Try it:
What is the number of lines in the material below that include the word "Residential"? Write that number and nothing more.

Dataset content:
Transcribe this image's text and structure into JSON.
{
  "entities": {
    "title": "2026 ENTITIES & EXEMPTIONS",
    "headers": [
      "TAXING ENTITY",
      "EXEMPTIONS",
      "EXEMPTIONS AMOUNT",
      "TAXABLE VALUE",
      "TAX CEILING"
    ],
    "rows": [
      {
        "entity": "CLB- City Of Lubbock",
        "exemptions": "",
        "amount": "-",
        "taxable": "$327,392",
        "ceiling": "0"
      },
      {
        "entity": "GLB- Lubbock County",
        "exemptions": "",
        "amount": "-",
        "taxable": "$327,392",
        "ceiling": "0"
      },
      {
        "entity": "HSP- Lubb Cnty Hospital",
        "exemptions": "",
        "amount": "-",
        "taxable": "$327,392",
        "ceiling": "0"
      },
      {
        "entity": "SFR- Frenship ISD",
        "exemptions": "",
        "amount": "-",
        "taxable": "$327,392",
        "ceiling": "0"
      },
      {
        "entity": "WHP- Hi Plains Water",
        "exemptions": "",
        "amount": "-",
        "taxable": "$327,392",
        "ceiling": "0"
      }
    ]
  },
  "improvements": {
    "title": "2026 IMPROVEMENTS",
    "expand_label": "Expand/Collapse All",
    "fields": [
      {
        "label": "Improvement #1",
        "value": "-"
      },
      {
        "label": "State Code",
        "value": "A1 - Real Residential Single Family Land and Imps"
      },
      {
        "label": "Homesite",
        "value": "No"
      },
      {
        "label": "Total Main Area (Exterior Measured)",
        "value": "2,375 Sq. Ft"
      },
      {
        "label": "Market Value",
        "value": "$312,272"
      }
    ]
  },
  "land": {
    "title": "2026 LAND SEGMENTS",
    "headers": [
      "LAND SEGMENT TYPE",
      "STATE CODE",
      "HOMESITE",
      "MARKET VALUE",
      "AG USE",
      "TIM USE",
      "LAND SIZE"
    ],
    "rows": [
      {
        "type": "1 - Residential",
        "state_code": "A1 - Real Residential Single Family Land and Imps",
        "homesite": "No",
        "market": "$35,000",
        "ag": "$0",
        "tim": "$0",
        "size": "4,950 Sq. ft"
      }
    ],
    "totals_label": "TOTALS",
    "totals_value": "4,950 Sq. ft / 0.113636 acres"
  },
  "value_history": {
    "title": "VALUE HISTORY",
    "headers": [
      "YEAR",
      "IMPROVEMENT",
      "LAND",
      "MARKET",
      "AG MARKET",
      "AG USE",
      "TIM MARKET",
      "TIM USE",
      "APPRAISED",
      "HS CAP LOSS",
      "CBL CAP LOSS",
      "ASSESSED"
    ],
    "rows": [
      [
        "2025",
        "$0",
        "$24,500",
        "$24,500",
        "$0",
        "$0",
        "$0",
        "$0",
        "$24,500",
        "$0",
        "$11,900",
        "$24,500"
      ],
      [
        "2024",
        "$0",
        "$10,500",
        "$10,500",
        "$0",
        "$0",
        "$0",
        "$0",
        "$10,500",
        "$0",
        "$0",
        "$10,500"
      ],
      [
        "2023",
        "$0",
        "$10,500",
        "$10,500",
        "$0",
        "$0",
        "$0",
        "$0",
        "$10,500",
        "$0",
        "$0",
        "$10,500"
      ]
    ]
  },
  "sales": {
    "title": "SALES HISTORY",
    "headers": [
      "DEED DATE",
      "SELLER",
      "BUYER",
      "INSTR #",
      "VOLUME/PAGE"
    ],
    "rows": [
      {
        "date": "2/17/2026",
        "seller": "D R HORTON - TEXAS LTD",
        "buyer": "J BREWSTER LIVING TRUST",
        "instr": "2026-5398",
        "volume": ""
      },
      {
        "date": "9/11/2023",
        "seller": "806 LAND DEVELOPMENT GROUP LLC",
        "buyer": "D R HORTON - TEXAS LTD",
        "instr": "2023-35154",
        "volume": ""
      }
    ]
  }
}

Answer to this task:
3